Marjoram is a shrub-like herb that looks very similar to oregano, so similar in fact, that the two are often mistaken for each other. Marjoram grows like a small shrub, or “subshrub,” with multi-branched stems growing up to three feet in height. Marjoram has light green, slightly oval-shaped leaves, growing in pairs along its tender stems. The leaves tend to be more round and elliptical than those of oregano, with the same fuzzy texture. Marjoram has a sweet flavor, the source of which is a natural chemical called Sabinene hydrate. The sweetness is mixed with hints of pine and citrus. Marjoram doesn’t have as strong an aroma or flavor as oregano, and is a bit more versatile. Small white flowers bloom at the top of the stems, in spikes (or bracts) that have a similar appearance to hops. The ideal harvest time is just before the flowers bloom, when the amount of essential oils is at its peak.

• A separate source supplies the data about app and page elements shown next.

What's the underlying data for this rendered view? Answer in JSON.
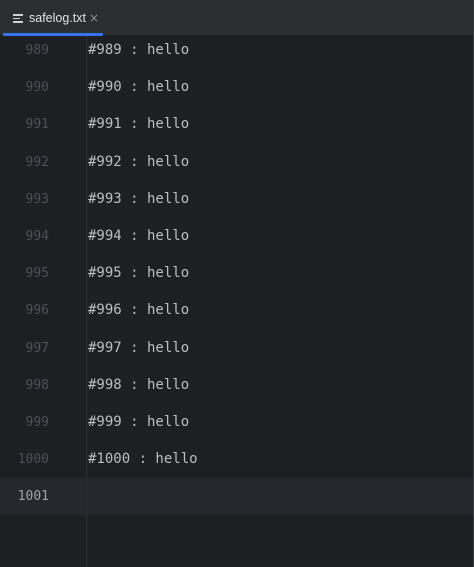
{
  "tab": {
    "filename": "safelog.txt",
    "file_icon": "text-file-icon",
    "close_glyph": "×"
  },
  "editor": {
    "lines": [
      {
        "number": "989",
        "text": "#989 : hello"
      },
      {
        "number": "990",
        "text": "#990 : hello"
      },
      {
        "number": "991",
        "text": "#991 : hello"
      },
      {
        "number": "992",
        "text": "#992 : hello"
      },
      {
        "number": "993",
        "text": "#993 : hello"
      },
      {
        "number": "994",
        "text": "#994 : hello"
      },
      {
        "number": "995",
        "text": "#995 : hello"
      },
      {
        "number": "996",
        "text": "#996 : hello"
      },
      {
        "number": "997",
        "text": "#997 : hello"
      },
      {
        "number": "998",
        "text": "#998 : hello"
      },
      {
        "number": "999",
        "text": "#999 : hello"
      },
      {
        "number": "1000",
        "text": "#1000 : hello"
      },
      {
        "number": "1001",
        "text": ""
      }
    ],
    "current_line": "1001"
  },
  "colors": {
    "background": "#1e1f22",
    "tab_bar": "#2b2d30",
    "accent": "#3574f0",
    "text": "#bcbec4",
    "line_number": "#4b5059",
    "current_line_number": "#a1a3ab",
    "current_line_highlight": "#26282e"
  }
}
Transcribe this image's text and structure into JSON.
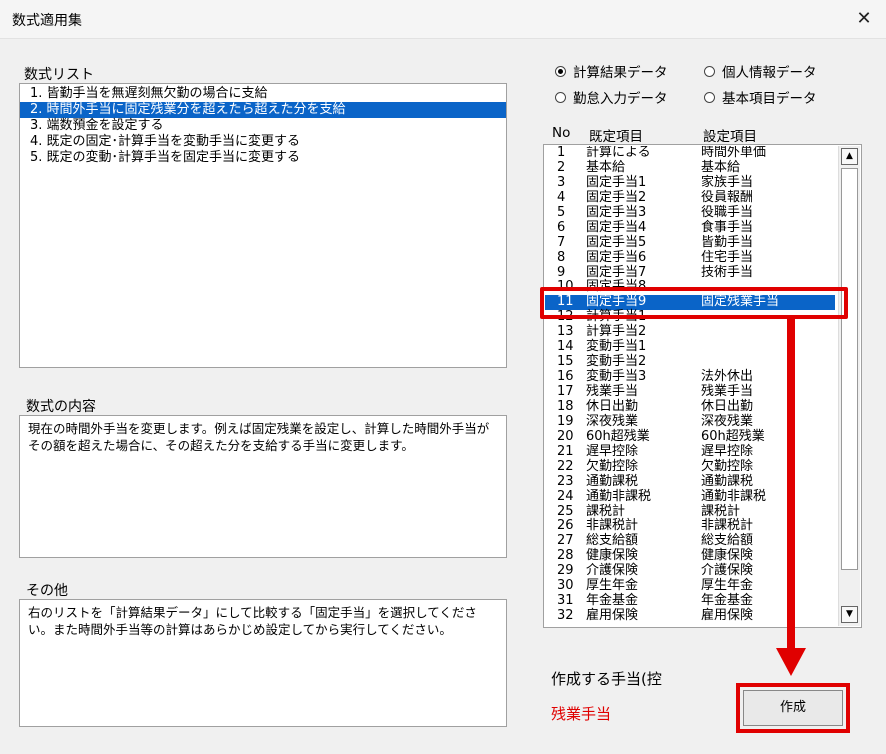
{
  "window": {
    "title": "数式適用集",
    "close_glyph": "✕"
  },
  "formula_list": {
    "label": "数式リスト",
    "items": [
      "1. 皆勤手当を無遅刻無欠勤の場合に支給",
      "2. 時間外手当に固定残業分を超えたら超えた分を支給",
      "3. 端数預金を設定する",
      "4. 既定の固定･計算手当を変動手当に変更する",
      "5. 既定の変動･計算手当を固定手当に変更する"
    ]
  },
  "content": {
    "label": "数式の内容",
    "text": "現在の時間外手当を変更します。例えば固定残業を設定し、計算した時間外手当がその額を超えた場合に、その超えた分を支給する手当に変更します。"
  },
  "other": {
    "label": "その他",
    "text": "右のリストを「計算結果データ」にして比較する「固定手当」を選択してください。また時間外手当等の計算はあらかじめ設定してから実行してください。"
  },
  "radios": {
    "r1": "計算結果データ",
    "r2": "個人情報データ",
    "r3": "勤怠入力データ",
    "r4": "基本項目データ"
  },
  "table": {
    "col_no": "No",
    "col_default": "既定項目",
    "col_setting": "設定項目",
    "rows": [
      [
        "1",
        "計算による",
        "時間外単価"
      ],
      [
        "2",
        "基本給",
        "基本給"
      ],
      [
        "3",
        "固定手当1",
        "家族手当"
      ],
      [
        "4",
        "固定手当2",
        "役員報酬"
      ],
      [
        "5",
        "固定手当3",
        "役職手当"
      ],
      [
        "6",
        "固定手当4",
        "食事手当"
      ],
      [
        "7",
        "固定手当5",
        "皆勤手当"
      ],
      [
        "8",
        "固定手当6",
        "住宅手当"
      ],
      [
        "9",
        "固定手当7",
        "技術手当"
      ],
      [
        "10",
        "固定手当8",
        ""
      ],
      [
        "11",
        "固定手当9",
        "固定残業手当"
      ],
      [
        "12",
        "計算手当1",
        ""
      ],
      [
        "13",
        "計算手当2",
        ""
      ],
      [
        "14",
        "変動手当1",
        ""
      ],
      [
        "15",
        "変動手当2",
        ""
      ],
      [
        "16",
        "変動手当3",
        "法外休出"
      ],
      [
        "17",
        "残業手当",
        "残業手当"
      ],
      [
        "18",
        "休日出勤",
        "休日出勤"
      ],
      [
        "19",
        "深夜残業",
        "深夜残業"
      ],
      [
        "20",
        "60h超残業",
        "60h超残業"
      ],
      [
        "21",
        "遅早控除",
        "遅早控除"
      ],
      [
        "22",
        "欠勤控除",
        "欠勤控除"
      ],
      [
        "23",
        "通勤課税",
        "通勤課税"
      ],
      [
        "24",
        "通勤非課税",
        "通勤非課税"
      ],
      [
        "25",
        "課税計",
        "課税計"
      ],
      [
        "26",
        "非課税計",
        "非課税計"
      ],
      [
        "27",
        "総支給額",
        "総支給額"
      ],
      [
        "28",
        "健康保険",
        "健康保険"
      ],
      [
        "29",
        "介護保険",
        "介護保険"
      ],
      [
        "30",
        "厚生年金",
        "厚生年金"
      ],
      [
        "31",
        "年金基金",
        "年金基金"
      ],
      [
        "32",
        "雇用保険",
        "雇用保険"
      ]
    ]
  },
  "target": {
    "label": "作成する手当(控",
    "value": "残業手当"
  },
  "create_button": "作成",
  "colors": {
    "selection": "#0a64c8",
    "annotation": "#e00000"
  }
}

This herb has a lot of different uses; it can be used in both savory and sweet dishes. The leaves are removed from the stem prior to use. Marjoram is most often associated with flavoring poultry stuffings or sausages. Use Marjoram in marinades for either meat, fish and poultry or vegetables. The herb pairs well with vegetables and like its oregano cousin, tomato-based sauces and soups. It compliments other herbs like thyme, tarragon, parsley and basil. Where Marjoram takes a giant departure from the typical Origanum variety, is when it is used in sweet applications. Marjoram can be used to flavor custards, ice cream, pies, tarts and other desserts with fruit; it pairs well with melons, apples, and tropical fruits. Fresh Marjoram may be kept in the refrigerator for up to a week. Dry Marjoram on screens or hung upside down in bunches tied with twine. The dried herb will keep for up to six months when stored in an airtight container.